Boston Calling, the bi-annual Boston, MA, music festival, closed out its three-day September line-up with a lunar eclipse to top off a fantastic weekend of music. Each day featured clear skies, abundant sunshine, and crisp fall weather. Crowds were vast and the energy seemed to grow with each act, producing a crowd so thick it became hard to move between the two stages. Committed music fans waited for hours in the same spot in the crowd just to get an up-close view of their favorite bands.
The festival featured local vendors offering snacks and samples, which festival-goers welcomed with open-arms. Attendants could take a break from the hot sun and concrete of City Hall to enjoy a few games of ping pong and corn hole on a turf lawn in the shade, where they could even tune into a football game being screened on two televisions. When they were finished with their break, fans could head back out to the main concert area and watch their favorite bands perform on one of two stages without having to worry about overlapping acts.

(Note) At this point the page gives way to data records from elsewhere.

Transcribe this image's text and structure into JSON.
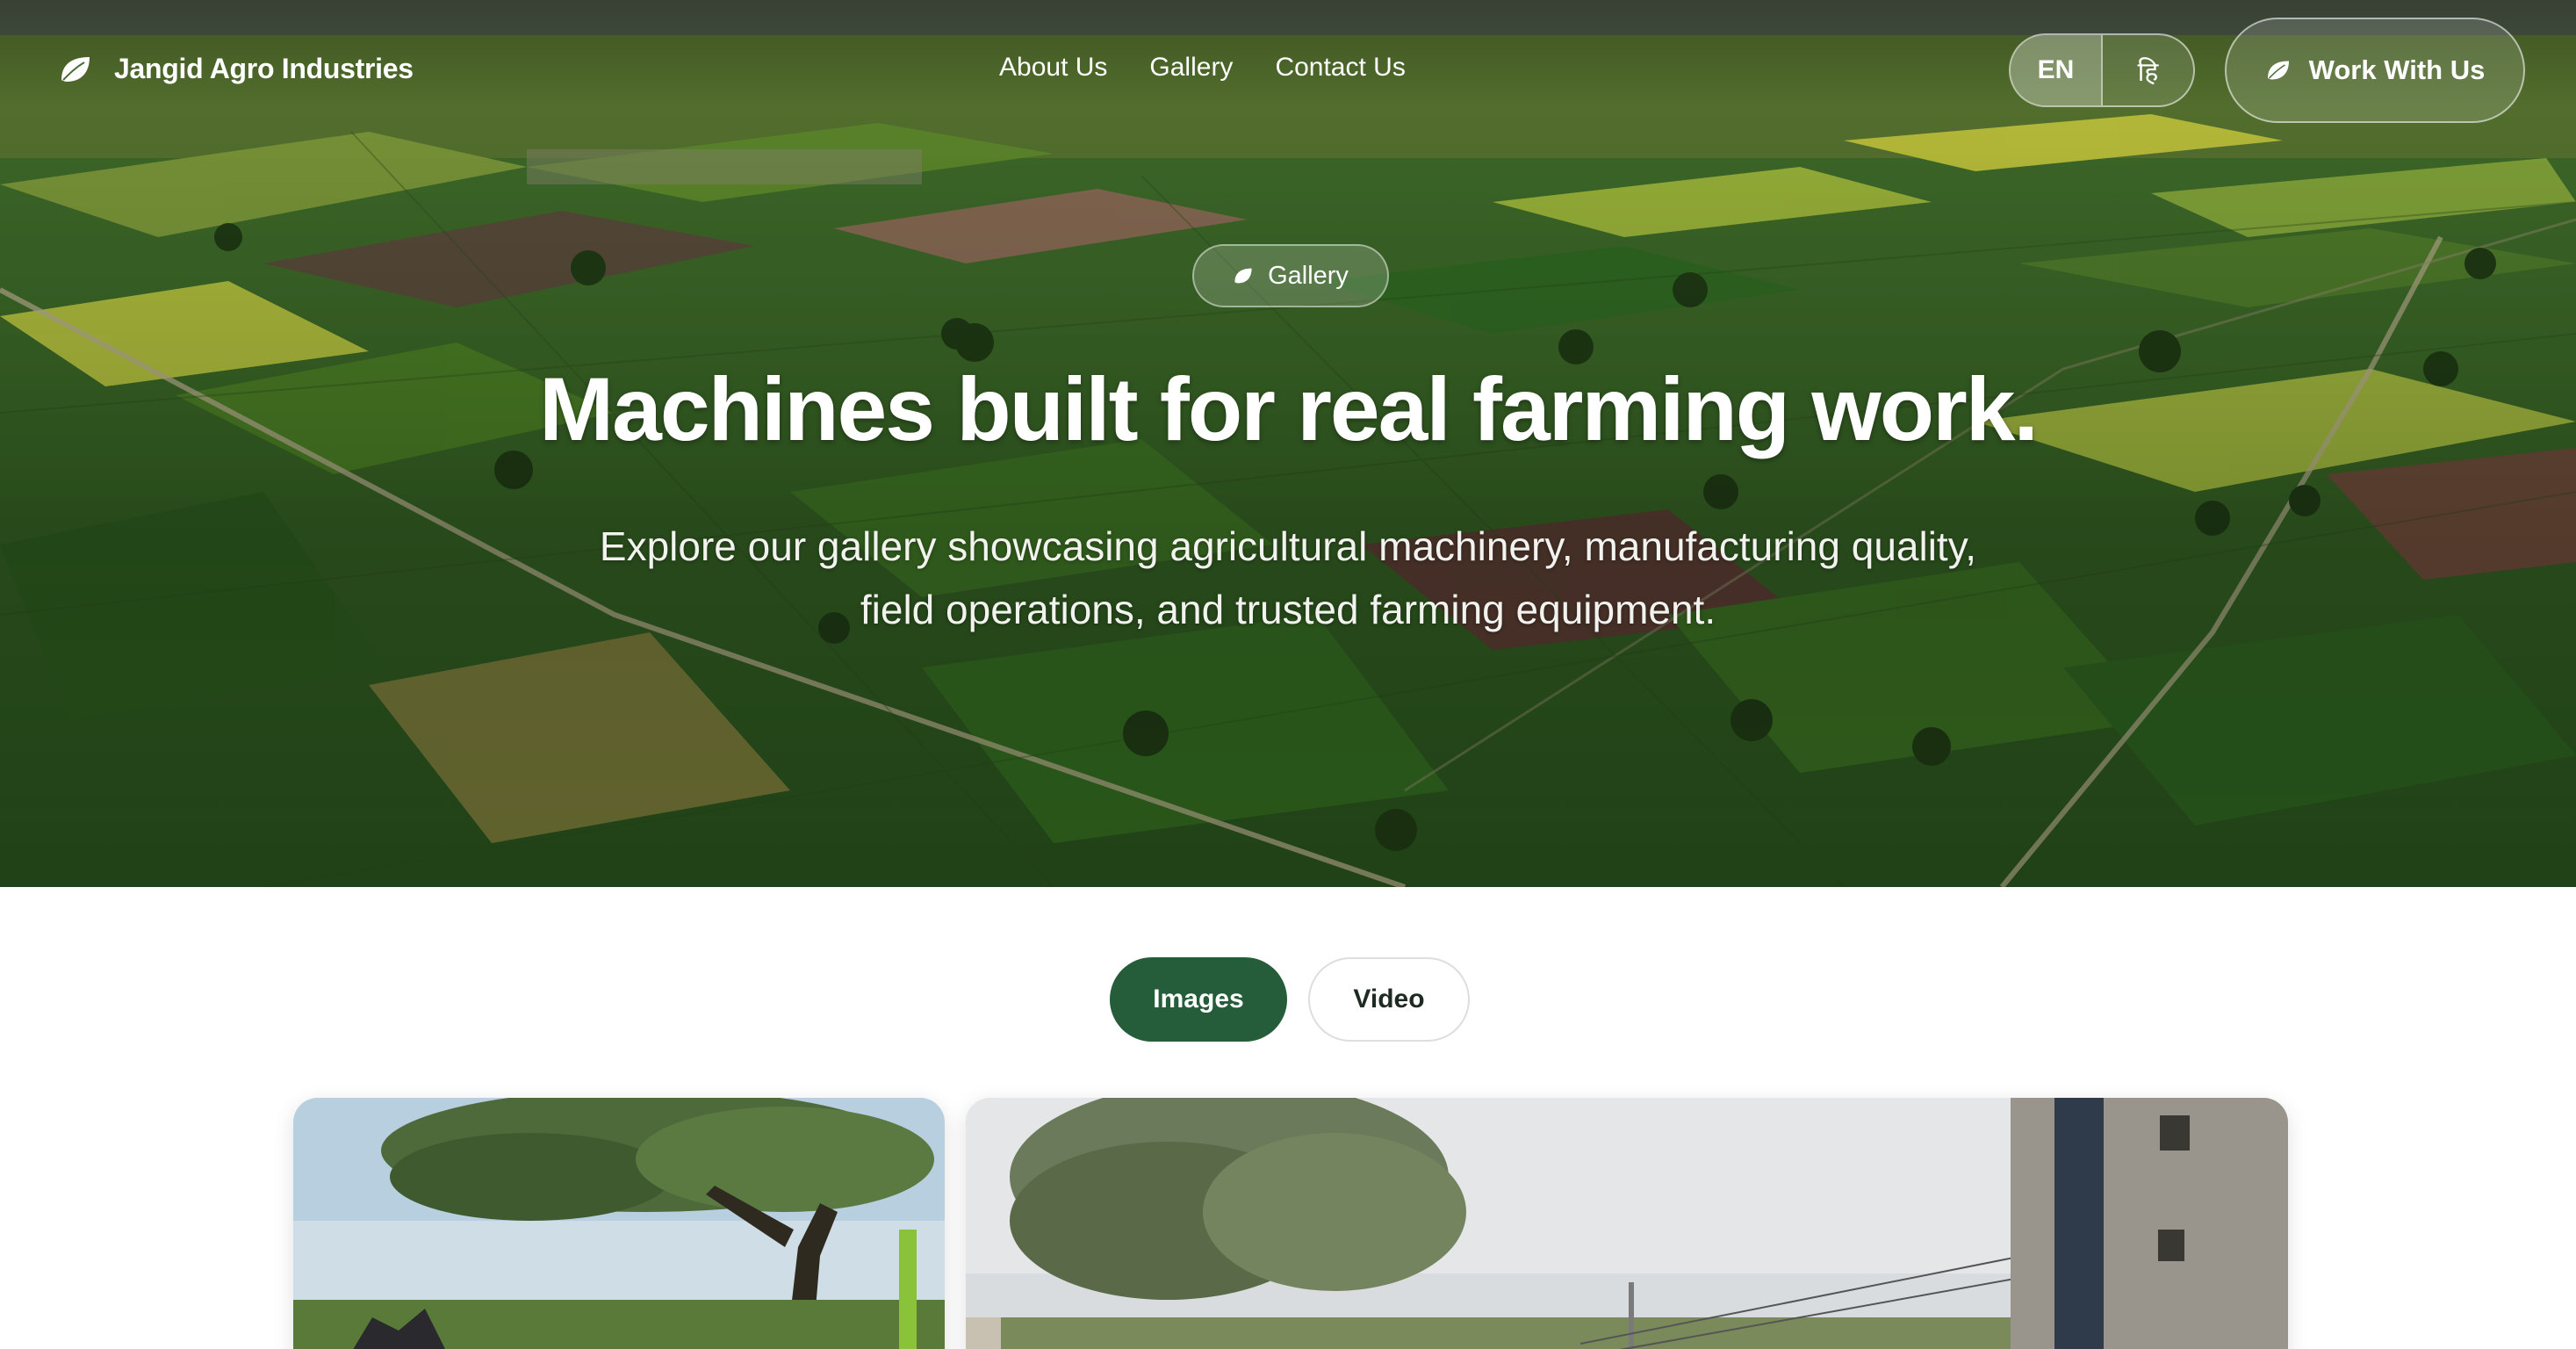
{
  "nav": {
    "brand_name": "Jangid Agro Industries",
    "links": [
      {
        "label": "About Us"
      },
      {
        "label": "Gallery"
      },
      {
        "label": "Contact Us"
      }
    ],
    "language": {
      "en": "EN",
      "hi": "हि",
      "active": "EN"
    },
    "cta_label": "Work With Us"
  },
  "hero": {
    "badge": "Gallery",
    "title": "Machines built for real farming work.",
    "subtitle_line1": "Explore our gallery showcasing agricultural machinery, manufacturing quality,",
    "subtitle_line2": "field operations, and trusted farming equipment."
  },
  "tabs": [
    {
      "label": "Images",
      "active": true
    },
    {
      "label": "Video",
      "active": false
    }
  ],
  "colors": {
    "accent": "#255c39",
    "text_on_hero": "#ffffff",
    "page_bg": "#ffffff"
  },
  "icons": {
    "brand": "leaf-icon",
    "cta": "leaf-icon",
    "badge": "leaf-icon"
  }
}
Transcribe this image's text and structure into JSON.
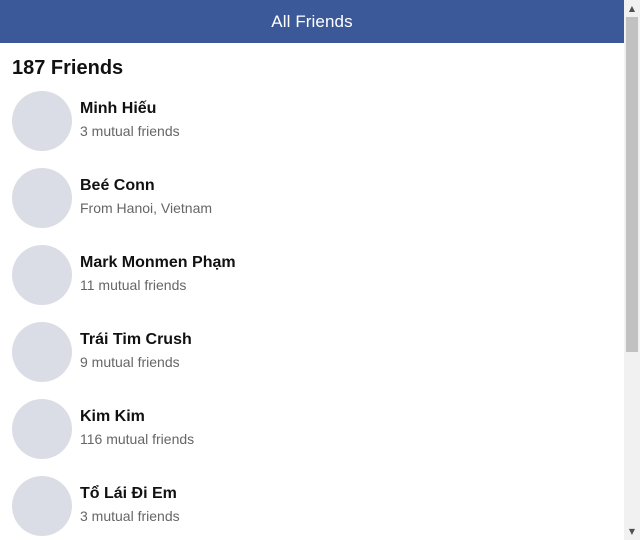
{
  "header": {
    "title": "All Friends"
  },
  "friends_count_label": "187 Friends",
  "friends": [
    {
      "name": "Minh Hiếu",
      "detail": "3 mutual friends"
    },
    {
      "name": "Beé Conn",
      "detail": "From Hanoi, Vietnam"
    },
    {
      "name": "Mark Monmen Phạm",
      "detail": "11 mutual friends"
    },
    {
      "name": "Trái Tim Crush",
      "detail": "9 mutual friends"
    },
    {
      "name": "Kim Kim",
      "detail": "116 mutual friends"
    },
    {
      "name": "Tổ Lái Đi Em",
      "detail": "3 mutual friends"
    }
  ],
  "colors": {
    "header_bg": "#3b5998",
    "avatar_placeholder": "#dadde6"
  },
  "icons": {
    "scroll_up": "scroll-up-arrow-icon",
    "scroll_down": "scroll-down-arrow-icon"
  }
}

The festival opened on Friday evening with a three-band line-up starting with Gregory Alan Isakov, who opened with his mellow sound and thoughtful lyrics. He was followed by Of Monsters and Men, who brought energy to the crowd with some of their well-known hits such as “Little Talks”. The Avett Brothers closed the night with a set that lasted nearly two hours and featured 22 songs plus an encore begged for by an enthusiastic crowd. With a set list that included upbeat performances such as “Talk on Indolence” and “Slight Figure of Speech” along with slower songs such as “Murder in the City,” The Avett Brothers gave fans a show that never faltered in its energy.
In keeping with the local spirit of Boston Calling, Saturday opened with a local band. Grey Seasons started their set with a parody of The Clash’s “London Calling,” replacing “London” with “Boston,” which drew great laughs and enthusiasm from the crowd. As the crowd continued to grow, bands such as Doomtree and Stephen Malkmus and The Jinks took the stage. The crowd was packed for Walk the Moon, a popular favorite with with their hit song “Shut Up and Dance.”. Following Walk the Moon was Chromeo and CHVURCHES, leading up to Alt-j as the headliner for the night. Alt-j’s highly lyrical and vocal-focused songs were complemented by lighting effects that were almost entrancing, giving the crowds a show as they sang along to hits such as “Fitzpleasure,” “Left Hand Free,” and “Breezeblocks.”
By the time Sunday came, festival-goers knew they were in for a good show. Local bands opened once again, with songs that could be classified as garage-band grunge. Daughter provided a contrast with her performance, with soft vocals and melodic tunes. Following her was Misterwives, which gave an upbeat performance with their hit “Reflections.”
Nate Ruess followed, performing his own songs as well as songs he once played with the band “fun.” Ben Howard was next, performing his first song while sitting down, bringing the festival tone back to a more mellow one with his coffeeshop sounds. Next was Hozier, who drew screams of excitement and anticipation from the crowd. With a cup of tea perched on his microphone, Hozier performed hit songs such as “Take Me to Church” and “Someone New” and even did a cover of “Blackbird” by the Beatles. Alabama Shakes closed the show with powerful vocals in songs such as “Don’t Wanna Fight” and “Dunes”. Lead singer Brittany Howard’s strong vocals created an energetic performance. At one point she dedicated a song to a couple in the crowd, leading people to believe a proposal was taking place when she mentioned someone had “an important question to ask.” The act was made complete by the lunar eclipse and blood moon happening above the City Hall Plaza, marking a magical ending to a spectacular weekend of music.